I don't know what to write about Justice Ruth Bader Ginsburg passing. I only know enough to be dangerous about her tenure on Supreme Court, the significance of her service, or what this will mean for the nation.

I think I know what will happen next in the Senate. Republicans will prove once again that they stand for nothing besides power, and they will give a new justice the hearing and confirmation they would not grant to Merrick Garland

These GOP senators listened to Dr. Christine Blasey Ford's testimony, and then listened to Kavanaugh's unhinged response, and decided to confirm him anyway. It seems naive to pretend these same Republican senators are going to suddenly find a conscience, or be shamed into decent behavior by pundits pointing out their hypocrisy by reading their own quotes on Merrick Garland.

Senate Republicans will confirm the justices they want and will refuse to consider justices they don't. It's as simple as that. 

Monday, September 14, 2020

FIRE Buys You Class...Whether You Want it or Not

Pursing financial independence is an exercise in class mobility. No matter what economic class you start in, or what class you like to tell people you're a member of, when you have enough money to never have to work again, you're functionally wealthy: you're now part of the upper class.

Doing so at an age so young that it can barely be understood by friends and coworkers just underscores the point. 

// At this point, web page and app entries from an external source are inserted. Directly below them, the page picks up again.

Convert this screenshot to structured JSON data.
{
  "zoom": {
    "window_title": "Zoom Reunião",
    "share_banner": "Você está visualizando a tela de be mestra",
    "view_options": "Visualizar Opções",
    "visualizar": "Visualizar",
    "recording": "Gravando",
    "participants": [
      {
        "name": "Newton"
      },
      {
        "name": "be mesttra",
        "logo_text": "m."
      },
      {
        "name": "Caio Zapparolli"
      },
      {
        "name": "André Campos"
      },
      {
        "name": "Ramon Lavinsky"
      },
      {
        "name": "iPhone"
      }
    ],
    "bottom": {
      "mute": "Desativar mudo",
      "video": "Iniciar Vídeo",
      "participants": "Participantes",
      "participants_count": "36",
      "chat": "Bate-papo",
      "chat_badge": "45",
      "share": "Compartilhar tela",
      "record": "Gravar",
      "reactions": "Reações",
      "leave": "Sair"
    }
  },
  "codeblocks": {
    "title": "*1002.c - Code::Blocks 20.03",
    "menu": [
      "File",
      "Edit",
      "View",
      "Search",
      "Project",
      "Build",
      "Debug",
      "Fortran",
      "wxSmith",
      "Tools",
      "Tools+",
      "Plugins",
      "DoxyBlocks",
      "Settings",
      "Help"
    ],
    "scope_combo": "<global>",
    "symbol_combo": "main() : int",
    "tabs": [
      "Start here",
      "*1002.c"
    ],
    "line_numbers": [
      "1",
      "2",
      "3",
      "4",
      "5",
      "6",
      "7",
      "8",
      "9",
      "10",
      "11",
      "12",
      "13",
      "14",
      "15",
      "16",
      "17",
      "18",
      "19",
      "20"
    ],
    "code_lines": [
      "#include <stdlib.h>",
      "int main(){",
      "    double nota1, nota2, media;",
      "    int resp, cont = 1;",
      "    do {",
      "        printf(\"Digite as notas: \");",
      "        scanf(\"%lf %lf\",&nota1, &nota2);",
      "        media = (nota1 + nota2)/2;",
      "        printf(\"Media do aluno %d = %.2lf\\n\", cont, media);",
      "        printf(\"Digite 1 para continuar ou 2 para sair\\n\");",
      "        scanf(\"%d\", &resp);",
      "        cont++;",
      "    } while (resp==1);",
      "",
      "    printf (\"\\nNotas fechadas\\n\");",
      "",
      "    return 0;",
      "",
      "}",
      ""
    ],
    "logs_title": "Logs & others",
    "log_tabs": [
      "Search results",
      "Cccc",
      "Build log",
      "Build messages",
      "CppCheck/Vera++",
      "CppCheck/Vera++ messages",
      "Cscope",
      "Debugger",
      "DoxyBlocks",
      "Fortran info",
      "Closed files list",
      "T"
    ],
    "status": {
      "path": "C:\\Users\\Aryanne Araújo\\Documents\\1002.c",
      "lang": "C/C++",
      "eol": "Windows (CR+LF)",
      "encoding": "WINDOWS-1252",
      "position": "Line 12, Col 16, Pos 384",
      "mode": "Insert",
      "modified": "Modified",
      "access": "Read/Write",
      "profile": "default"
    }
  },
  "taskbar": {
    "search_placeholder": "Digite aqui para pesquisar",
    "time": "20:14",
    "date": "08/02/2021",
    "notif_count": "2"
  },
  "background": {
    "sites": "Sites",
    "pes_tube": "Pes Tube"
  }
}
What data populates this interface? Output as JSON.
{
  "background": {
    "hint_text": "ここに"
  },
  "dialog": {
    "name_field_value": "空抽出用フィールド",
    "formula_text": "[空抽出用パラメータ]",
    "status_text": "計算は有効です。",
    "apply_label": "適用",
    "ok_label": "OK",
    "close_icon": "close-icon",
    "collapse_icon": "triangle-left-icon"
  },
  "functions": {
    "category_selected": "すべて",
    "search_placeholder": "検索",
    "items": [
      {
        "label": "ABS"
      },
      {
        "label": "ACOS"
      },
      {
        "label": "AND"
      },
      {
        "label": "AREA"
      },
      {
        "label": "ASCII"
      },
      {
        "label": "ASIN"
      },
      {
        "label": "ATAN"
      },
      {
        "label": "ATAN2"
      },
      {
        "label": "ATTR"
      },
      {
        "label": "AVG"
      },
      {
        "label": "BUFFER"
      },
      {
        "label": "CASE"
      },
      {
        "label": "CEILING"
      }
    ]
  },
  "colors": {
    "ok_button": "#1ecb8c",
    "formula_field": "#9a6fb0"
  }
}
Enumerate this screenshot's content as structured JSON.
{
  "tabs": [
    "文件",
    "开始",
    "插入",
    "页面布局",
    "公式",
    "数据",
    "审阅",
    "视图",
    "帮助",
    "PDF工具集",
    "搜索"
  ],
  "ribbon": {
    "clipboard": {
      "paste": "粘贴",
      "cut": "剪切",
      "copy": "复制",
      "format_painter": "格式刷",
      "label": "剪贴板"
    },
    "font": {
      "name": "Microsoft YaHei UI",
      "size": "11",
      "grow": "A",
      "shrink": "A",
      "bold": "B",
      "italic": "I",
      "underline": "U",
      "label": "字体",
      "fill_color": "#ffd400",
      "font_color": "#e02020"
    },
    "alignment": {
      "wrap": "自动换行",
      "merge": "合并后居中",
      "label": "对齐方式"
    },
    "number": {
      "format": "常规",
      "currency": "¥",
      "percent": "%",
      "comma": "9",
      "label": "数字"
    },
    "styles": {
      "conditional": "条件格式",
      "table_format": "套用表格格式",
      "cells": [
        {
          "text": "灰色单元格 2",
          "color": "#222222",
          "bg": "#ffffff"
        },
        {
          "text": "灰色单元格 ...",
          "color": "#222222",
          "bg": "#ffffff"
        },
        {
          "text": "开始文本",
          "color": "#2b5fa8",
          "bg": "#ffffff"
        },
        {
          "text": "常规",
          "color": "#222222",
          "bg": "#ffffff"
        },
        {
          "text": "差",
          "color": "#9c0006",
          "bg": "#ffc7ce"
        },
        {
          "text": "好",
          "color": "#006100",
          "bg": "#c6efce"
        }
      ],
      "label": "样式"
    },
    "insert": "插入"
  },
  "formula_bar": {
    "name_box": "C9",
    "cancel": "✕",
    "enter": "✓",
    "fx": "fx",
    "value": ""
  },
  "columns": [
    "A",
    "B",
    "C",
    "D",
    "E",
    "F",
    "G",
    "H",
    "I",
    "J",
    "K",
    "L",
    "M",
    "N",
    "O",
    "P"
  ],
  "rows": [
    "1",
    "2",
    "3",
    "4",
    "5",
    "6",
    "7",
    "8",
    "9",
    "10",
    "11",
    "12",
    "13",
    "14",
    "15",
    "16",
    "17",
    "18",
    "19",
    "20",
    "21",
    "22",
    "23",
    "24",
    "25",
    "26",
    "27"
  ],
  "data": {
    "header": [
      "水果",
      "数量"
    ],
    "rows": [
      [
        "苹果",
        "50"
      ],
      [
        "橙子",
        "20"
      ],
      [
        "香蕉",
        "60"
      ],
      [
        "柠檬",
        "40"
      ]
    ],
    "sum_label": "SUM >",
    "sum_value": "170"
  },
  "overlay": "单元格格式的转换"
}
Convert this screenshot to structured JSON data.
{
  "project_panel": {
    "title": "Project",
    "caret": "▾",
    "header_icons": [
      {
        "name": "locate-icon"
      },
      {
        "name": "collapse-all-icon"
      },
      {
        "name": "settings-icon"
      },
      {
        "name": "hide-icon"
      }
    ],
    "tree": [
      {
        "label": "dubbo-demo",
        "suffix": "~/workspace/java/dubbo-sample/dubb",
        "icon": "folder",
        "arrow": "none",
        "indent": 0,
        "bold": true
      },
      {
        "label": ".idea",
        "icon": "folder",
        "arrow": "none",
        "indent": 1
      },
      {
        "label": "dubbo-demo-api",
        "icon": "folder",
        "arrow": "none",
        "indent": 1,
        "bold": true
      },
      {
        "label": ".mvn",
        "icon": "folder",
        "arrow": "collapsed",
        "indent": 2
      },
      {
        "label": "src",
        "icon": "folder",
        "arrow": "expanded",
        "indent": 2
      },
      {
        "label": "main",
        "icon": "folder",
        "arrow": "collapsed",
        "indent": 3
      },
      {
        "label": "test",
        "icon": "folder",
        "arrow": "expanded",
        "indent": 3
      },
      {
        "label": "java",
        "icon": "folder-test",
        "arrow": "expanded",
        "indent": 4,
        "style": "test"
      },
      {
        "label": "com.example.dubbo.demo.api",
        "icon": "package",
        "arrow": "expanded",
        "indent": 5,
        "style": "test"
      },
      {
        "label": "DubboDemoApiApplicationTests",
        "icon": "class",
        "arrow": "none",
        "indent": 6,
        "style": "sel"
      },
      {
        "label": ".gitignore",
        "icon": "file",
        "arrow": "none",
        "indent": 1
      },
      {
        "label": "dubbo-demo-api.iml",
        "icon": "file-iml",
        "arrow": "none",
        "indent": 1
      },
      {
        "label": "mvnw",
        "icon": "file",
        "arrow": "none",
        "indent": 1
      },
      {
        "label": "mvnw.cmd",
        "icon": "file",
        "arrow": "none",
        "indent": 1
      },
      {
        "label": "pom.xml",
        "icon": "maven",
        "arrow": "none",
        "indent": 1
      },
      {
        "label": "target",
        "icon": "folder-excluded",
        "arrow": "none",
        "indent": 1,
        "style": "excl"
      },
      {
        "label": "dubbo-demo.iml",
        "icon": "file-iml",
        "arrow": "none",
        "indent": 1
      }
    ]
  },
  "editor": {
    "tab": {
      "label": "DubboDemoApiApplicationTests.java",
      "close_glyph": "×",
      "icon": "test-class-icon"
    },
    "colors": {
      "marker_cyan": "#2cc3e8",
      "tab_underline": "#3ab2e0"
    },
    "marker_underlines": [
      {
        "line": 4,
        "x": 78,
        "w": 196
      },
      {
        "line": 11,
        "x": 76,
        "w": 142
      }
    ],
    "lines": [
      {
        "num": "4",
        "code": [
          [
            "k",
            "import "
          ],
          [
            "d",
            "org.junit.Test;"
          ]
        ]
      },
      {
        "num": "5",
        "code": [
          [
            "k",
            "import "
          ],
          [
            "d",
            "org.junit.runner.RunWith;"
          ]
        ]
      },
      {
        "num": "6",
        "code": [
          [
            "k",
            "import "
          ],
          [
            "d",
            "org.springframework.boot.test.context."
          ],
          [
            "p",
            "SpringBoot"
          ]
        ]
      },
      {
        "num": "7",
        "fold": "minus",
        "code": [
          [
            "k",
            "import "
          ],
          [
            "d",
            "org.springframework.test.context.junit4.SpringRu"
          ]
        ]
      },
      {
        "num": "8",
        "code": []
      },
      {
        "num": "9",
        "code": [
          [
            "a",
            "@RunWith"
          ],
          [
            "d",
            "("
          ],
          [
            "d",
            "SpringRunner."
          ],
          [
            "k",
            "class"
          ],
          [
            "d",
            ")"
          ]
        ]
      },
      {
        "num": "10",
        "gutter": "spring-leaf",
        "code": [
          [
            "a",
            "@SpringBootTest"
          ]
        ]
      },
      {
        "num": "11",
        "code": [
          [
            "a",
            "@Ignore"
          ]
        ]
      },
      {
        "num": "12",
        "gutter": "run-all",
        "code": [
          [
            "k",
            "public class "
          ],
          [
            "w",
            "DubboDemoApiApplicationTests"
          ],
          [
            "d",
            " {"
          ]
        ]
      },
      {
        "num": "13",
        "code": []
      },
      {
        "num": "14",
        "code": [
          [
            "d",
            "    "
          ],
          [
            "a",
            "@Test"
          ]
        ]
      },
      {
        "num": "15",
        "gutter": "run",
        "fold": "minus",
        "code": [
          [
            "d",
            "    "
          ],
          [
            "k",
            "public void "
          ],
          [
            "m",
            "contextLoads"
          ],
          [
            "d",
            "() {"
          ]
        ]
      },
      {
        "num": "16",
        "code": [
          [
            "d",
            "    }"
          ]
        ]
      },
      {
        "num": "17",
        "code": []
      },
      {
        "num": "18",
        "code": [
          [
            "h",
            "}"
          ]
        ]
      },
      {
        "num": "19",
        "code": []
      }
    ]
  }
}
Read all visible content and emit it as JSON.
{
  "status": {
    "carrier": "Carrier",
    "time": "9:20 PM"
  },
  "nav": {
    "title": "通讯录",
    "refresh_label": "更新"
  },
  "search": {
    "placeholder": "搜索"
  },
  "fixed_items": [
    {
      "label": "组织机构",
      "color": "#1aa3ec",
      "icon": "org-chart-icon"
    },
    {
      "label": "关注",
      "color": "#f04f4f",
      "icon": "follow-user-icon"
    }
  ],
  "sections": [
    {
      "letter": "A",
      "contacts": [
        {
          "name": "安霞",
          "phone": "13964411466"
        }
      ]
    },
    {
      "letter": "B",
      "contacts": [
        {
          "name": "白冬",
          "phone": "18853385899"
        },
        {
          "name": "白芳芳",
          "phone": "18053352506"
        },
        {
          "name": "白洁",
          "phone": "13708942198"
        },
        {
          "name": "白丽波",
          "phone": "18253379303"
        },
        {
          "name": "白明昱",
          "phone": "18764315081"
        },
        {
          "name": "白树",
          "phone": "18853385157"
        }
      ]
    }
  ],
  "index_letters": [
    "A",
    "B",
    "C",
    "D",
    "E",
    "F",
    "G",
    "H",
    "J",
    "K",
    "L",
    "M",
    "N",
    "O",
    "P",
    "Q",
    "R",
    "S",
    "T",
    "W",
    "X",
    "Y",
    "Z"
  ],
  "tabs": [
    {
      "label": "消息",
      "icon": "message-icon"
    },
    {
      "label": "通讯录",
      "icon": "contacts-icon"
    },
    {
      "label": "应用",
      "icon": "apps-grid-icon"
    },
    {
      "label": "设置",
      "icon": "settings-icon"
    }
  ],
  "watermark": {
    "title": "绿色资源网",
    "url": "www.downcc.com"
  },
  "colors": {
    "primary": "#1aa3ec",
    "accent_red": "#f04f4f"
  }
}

You're not just wealthy, you've become part of this new class at an insultingly young age, and everyone around you would appreciate it if you would at least feel a little bit bad about it.

Tuesday, September 8, 2020

Equality or Equity?


We Americans, it seems, are at the end of our pandemic ropes. Whatever collective actions we were going to take to whip this virus, it sure looks like we've already taken them.

We are tired, tired of all of this, and we want to return to some sort of normalcy. Return the kids to school because we're told we have to return to the office. We want to return to our favorite restaurants and vacation spots. To sports. To campus. To the way it was before.

Safely, of course. With masks and distancing. We don't want anyone to get sick. We are good and caring people, but we can't stay inside forever. Life must go on.

Monday, August 17, 2020

One Year Out: Are We On Track for Financial Independence?

I turned forty last week. It felt weird.

But my birthdays always do. I've never been a big fan of the day. The attention, the singing, the taking stock of the past that is supposed to happen: all of it feels odd to me. I appreciate the sentiment that I am loved and that people care enough to let me know it. But the bad feelings tend to outweigh the good. I'd just as soon pretend it was a normal Wednesday, have a beer or two, and call it a night.

To add to the pressure, there's this whole financial independence goal that thirty-two year old Brian thought would be a good idea to write about, you know, before actually doing any math to see if it was possible. As the date gets closer, my pessimism grows. And the goal is public, which just adds to my anxiety.

We're a year out from the deadline. Will we be financially independent by then? And even if we are, will we feel confident enough to leave work by then?

Let's take a peek at the numbers and see what's what.